Mentions: Mean annual temperature (MAT) and precipitation (MAP) were two major climatic variables as potential explanations for variations of plant species richness [31]. Due to complex terrain conditions and rare meteorological stations, it is difficult to obtain the microclimate data at different elevations in mountain regions. In order to obtain the accurate temperature information of different elevational band, the MAT data used in this study came from the field measurement of Ren et al. from 2001 July to 2002 July [61]. In the north and south slopes of Taibai Mountain, 18 miniature automatic meteorological recorders were placed at every 250 m along an elevational gradient. Then the fitting equation between elevation and MAT was established; MAT of each elevational band can be calculated based on this equation (Figure 3). The MAP data were derived from yearbooks among Zhouzhi County, Taibai County, and Mei County. According to the relationship between MAP and elevation in mountain regions on the following equation [75], we calculated MAP of each elevational band below 2000 m a.s.l. in north slope and 2300 m a.s.l. in south slope, respectively:(1)PZ=Ph0+a[(2H−Z)×Z−(2H−h0)×h0],where PZ is a certain elevation (Z) precipitation and Ph0 is a reference elevation (h0) precipitation below the maximum precipitation of height (H); a is a parameter related to regional characteristics (in south slope a = 7.778 × 10−5, in north slope a = 4.938 × 10−5). Above 2000 m a.s.l. in north slope and 2300 m a.s.l. in south slope, the MAP of each elevational band was predicted by extending the fitting line. The mean precipitation between north and south slopes of Mountain Taibai was calculated and used to analyze the impact of precipitation on species richness along the elevational gradient (Figure 3).

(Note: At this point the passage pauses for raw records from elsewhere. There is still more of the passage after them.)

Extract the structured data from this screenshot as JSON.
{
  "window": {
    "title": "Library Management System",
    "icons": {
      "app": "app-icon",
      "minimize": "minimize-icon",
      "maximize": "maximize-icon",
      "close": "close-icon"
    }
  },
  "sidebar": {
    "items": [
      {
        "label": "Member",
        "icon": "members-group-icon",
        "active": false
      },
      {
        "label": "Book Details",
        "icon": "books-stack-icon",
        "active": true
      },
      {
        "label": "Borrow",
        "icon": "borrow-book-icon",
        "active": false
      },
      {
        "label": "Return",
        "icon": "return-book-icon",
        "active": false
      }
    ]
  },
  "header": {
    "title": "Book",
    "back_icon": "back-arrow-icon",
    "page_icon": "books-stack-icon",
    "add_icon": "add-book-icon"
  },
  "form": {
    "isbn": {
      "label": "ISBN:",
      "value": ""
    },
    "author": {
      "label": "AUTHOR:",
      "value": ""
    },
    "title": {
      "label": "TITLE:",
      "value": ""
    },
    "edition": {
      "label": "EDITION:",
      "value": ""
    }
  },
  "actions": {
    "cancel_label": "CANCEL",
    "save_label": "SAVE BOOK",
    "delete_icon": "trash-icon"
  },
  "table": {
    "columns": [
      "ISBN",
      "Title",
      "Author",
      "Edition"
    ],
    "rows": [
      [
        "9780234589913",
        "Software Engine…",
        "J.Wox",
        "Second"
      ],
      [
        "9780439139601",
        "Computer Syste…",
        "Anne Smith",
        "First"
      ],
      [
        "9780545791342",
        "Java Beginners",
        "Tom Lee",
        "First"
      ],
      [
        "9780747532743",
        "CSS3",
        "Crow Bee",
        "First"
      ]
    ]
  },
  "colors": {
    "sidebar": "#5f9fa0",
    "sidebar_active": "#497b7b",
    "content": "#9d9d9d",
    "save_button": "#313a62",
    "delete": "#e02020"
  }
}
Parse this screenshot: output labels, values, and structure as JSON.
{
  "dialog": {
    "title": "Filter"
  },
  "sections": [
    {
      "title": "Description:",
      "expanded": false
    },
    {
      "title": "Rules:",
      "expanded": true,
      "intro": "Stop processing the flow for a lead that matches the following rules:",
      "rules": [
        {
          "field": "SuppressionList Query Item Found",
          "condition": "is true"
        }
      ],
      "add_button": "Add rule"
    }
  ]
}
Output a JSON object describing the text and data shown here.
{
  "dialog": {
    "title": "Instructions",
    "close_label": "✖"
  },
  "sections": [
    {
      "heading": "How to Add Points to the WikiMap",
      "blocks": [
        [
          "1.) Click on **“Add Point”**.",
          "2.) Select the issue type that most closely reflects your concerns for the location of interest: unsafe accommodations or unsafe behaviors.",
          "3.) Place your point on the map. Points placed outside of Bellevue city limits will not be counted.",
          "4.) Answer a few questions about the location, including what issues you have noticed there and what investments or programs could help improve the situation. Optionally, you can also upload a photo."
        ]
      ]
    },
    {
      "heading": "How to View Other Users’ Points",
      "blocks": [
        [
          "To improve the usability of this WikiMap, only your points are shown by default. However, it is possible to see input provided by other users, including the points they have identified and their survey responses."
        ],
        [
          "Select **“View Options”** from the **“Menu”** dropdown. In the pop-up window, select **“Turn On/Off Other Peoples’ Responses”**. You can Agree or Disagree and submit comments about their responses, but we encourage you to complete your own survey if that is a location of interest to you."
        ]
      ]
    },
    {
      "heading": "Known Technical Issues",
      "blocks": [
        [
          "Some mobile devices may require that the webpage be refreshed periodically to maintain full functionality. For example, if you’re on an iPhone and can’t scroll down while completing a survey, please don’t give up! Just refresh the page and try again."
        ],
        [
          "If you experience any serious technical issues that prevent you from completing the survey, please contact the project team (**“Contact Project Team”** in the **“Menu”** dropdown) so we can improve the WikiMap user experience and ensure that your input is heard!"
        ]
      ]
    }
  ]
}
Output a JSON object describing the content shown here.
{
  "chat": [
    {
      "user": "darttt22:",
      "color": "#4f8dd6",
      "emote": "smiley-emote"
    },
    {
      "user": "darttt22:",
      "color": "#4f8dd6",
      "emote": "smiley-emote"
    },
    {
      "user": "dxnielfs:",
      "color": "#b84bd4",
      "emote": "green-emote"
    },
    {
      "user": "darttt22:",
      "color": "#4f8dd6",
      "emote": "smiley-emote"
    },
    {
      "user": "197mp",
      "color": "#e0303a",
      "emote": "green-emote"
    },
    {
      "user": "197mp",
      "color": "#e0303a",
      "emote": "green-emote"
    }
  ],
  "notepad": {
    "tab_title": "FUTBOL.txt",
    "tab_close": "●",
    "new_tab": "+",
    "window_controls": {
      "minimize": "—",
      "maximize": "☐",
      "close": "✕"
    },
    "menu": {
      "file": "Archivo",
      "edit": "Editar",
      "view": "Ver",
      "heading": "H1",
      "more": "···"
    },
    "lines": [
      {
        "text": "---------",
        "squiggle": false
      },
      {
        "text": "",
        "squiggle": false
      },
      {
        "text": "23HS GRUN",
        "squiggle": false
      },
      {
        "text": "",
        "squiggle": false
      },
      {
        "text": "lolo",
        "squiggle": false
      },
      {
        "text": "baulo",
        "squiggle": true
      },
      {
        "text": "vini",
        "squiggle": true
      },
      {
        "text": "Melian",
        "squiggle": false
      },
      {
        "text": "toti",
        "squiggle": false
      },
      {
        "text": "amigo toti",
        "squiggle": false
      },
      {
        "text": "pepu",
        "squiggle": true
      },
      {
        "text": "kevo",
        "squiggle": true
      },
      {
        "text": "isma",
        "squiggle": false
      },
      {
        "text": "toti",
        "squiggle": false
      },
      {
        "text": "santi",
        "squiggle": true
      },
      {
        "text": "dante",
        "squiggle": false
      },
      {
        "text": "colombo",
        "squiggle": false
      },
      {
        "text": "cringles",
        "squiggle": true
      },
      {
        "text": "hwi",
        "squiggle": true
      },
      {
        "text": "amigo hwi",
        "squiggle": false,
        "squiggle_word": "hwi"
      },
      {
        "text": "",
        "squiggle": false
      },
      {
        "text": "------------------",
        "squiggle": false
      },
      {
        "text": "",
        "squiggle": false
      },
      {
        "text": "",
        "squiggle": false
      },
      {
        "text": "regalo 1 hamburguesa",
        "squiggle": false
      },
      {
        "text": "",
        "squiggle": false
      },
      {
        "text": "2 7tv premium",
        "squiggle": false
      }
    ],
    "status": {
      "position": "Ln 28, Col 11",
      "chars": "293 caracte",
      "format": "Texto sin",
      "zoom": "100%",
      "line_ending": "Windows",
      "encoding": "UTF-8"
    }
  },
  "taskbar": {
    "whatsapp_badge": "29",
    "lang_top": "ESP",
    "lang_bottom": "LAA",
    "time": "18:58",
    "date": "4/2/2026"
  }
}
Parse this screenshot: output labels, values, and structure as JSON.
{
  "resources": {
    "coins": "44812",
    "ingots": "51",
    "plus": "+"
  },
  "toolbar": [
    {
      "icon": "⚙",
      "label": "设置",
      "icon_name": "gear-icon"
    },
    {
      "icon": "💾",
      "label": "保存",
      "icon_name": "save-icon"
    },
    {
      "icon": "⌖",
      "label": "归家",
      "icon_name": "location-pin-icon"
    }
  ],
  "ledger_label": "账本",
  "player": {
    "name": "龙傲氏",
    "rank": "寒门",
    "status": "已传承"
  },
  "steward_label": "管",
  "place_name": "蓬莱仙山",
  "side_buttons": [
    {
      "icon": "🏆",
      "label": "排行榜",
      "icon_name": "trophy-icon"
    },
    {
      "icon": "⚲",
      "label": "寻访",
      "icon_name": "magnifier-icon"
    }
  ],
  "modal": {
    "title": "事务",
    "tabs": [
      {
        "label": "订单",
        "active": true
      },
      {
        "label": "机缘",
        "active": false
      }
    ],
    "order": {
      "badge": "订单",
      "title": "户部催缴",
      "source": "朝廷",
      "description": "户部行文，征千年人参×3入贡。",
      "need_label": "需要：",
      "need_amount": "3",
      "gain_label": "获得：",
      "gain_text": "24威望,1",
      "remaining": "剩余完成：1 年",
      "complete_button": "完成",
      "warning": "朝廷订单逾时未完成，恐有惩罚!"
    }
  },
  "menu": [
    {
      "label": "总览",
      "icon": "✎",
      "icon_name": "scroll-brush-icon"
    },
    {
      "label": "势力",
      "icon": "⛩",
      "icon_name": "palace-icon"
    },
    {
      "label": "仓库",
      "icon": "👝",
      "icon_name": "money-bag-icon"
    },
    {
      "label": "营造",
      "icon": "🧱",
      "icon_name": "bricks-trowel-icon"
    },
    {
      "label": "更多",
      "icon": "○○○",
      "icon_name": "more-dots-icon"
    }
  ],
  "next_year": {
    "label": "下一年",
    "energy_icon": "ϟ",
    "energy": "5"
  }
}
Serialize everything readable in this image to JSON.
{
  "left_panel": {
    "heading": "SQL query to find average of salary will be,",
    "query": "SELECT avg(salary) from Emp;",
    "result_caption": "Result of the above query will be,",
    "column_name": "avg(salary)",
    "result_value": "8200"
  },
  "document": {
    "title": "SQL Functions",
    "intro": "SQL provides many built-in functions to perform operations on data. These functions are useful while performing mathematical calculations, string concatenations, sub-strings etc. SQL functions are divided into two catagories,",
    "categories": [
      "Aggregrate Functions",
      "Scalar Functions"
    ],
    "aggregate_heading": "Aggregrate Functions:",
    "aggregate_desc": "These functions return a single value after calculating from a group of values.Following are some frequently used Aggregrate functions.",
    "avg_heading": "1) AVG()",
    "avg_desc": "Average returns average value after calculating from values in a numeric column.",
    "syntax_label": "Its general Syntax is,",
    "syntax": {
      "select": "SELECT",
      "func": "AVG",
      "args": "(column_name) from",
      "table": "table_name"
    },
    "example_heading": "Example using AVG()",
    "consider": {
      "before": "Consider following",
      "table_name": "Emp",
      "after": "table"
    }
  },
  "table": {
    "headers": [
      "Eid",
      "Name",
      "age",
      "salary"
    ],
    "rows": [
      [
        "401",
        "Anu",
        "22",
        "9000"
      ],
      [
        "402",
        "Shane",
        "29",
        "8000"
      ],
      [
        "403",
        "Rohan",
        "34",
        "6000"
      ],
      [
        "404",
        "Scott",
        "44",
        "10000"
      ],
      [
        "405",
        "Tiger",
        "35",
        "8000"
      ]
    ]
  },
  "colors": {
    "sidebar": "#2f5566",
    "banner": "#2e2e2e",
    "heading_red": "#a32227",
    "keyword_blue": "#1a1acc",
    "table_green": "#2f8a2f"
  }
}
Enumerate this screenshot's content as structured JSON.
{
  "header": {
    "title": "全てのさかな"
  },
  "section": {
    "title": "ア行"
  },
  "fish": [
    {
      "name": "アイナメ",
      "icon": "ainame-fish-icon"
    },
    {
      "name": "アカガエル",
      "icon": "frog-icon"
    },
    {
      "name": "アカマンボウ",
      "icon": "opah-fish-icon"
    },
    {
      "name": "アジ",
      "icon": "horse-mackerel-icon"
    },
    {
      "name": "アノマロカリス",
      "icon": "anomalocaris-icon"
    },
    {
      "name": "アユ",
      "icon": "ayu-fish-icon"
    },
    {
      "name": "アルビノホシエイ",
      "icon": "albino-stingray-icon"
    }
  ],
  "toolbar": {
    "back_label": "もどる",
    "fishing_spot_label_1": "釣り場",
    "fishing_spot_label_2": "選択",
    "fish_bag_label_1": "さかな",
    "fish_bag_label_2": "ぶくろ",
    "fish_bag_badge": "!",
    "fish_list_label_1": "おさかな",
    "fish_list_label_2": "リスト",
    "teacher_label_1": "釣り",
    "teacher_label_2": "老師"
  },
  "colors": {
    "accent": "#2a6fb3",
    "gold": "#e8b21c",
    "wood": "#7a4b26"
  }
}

Bottom Line: Species richness patterns were regressed against area, middle domain effect (MDE), mean annual temperature (MAT), and mean annual precipitation (MAP).The results showed that richness of overall plants, seed plants, bryophytes, and ferns all showed hump-shaped patterns along the elevational gradient, although the absolute elevation of richness peaks differed in different plant groups.Species richness of each plant group was all associated strongly with MAT and MAP.

View Article: PubMed Central - PubMed

Affiliation: College of Forestry, Northwest A & F University, Yangling 712100, China.

ABSTRACT
The elevational distribution of plant diversity is a popular issue in ecology and biogeography, and several studies have examined the determinants behind plant diversity patterns. In this study, using published data of the local flora of Taibai Mountain, we explored the effects of spatial and climatic factors on plant species richness. We also evaluated Rapoport's elevational rule by examining the relationship between elevational range size and midpoint. Species richness patterns were regressed against area, middle domain effect (MDE), mean annual temperature (MAT), and mean annual precipitation (MAP). The results showed that richness of overall plants, seed plants, bryophytes, and ferns all showed hump-shaped patterns along the elevational gradient, although the absolute elevation of richness peaks differed in different plant groups. Species richness of each plant group was all associated strongly with MAT and MAP. In addition to climatic factors, overall plants and seed plants were more related to area in linear regression models, while MDE was a powerful explanatory variable for bryophytes. Rapoport's elevational rule on species richness was not supported. Our study suggests that a combined interaction of spatial and climatic factors influences the elevational patterns of plant species richness on Taibai Mountain, China.

Show MeSH
Related in: MedlinePlus